How did the documentary turn out? I was so busy touring that I never got to see it in the end, but it is incredible to see the heritage of clubbing addressed on national TV. The short answer is yes. The case is completely different for Europe because the foundation for consistent club culture was already there. Americans have been trying to work clubbing into their own for decades, but even in the good-old days of American house music it just never stuck like it did across the water. More recently, a few elements fell into place and mainstream radio finally embraced it and the rest is as we see and hear of it now.
So in that respect, the changing culture of popular music and technology must have been a strong engineer to what is now widely referred to as “the global club explosion,” and can it last in the way it currently is?

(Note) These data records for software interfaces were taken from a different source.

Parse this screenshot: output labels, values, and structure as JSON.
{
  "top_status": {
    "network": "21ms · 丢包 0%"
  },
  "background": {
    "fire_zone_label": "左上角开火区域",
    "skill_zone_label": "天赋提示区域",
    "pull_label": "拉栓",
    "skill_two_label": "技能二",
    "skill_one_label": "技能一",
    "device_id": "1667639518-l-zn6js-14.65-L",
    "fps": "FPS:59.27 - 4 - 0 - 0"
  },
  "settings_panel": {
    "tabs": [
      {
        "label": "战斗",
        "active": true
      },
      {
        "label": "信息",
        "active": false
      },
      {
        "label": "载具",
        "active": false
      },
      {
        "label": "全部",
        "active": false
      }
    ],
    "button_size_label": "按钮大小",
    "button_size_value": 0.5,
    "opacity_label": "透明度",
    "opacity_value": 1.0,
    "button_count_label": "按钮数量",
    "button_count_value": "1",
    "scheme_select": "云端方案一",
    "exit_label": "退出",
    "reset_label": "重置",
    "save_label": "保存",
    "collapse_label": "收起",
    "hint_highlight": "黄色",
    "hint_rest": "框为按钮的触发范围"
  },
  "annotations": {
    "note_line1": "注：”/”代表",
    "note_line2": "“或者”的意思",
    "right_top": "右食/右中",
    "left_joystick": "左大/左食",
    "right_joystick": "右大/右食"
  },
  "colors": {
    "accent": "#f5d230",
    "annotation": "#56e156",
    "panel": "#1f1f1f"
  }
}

Absolutely! I believe people like Lady Gaga have helped by using electronic rhythm and melodies, therefore making it digestible to the popular market. With these factors aligned, it was only a matter of time, especially when you consider the wider effects the internet has had upon music. Whichever way you look at it, there is no denying it is electronic music’s time to grow culturally, especially so in America. That may sometimes involve the repetition of the same two records by a small and select cluster of DJs, but I still see the crowd and the fans dictating what they like and want to hear no matter where you go in the world. Eventually they will get sick of this and dig deeper into rich heritage and more underground avenues of the genre in a bid to find differentiation, which is the natural journey for a generation who have first experienced it in the public domain.
With a career spanning decades and a list of achievements stretching for miles, you have made the concept of being a long-serving dance icon look relatively easy. What have been the greatest challenges for you as an artist outside of the more obvious developments in culture and technology?
If I am honest, the moments where I have truly left my comfort zone have been the most challenging. Scoring the soundtrack to Swordfish was a huge task. When you are faced with a $90 million movie and are working alongside the likes of Halle Berry, John Travolta, and Robert Downey Jr., you realize what a big ask the whole process of making a film really is—let alone scoring it. Entering the studio with Madonna and opening for U2 were also key moments of progress for me because these were the furthest I had ever strayed from my comfort zone. It is relatively surreal to transition from the club crowds to an arena full of that unique community of fans that those artists share, but even back then it was interesting to see such a positive reaction that we now consider as common practice within the industry.
After dedicating so much energy to Four Seasons, what are your plans for 2013? Can we expect to finally hear your Pop Killers album in its entirety?
Having put myself back out there with Four Seasons and the touring schedule, next year will certainly center around my new artist album, Pop Killer, and touring the world in support of that. It features some wonderful collaboration tracks from the likes of Azealia Banks, Cee-Lo Green, and some incredible up-and-coming artists, so I am really excited to finally unveil this record. There are a lot of people doing the pop/club crossover nowadays, but for me it is about maintaining a consistent quality within the idea of these double-edged electronic tracks. We will have to wait and see what the public verdict is on that, though.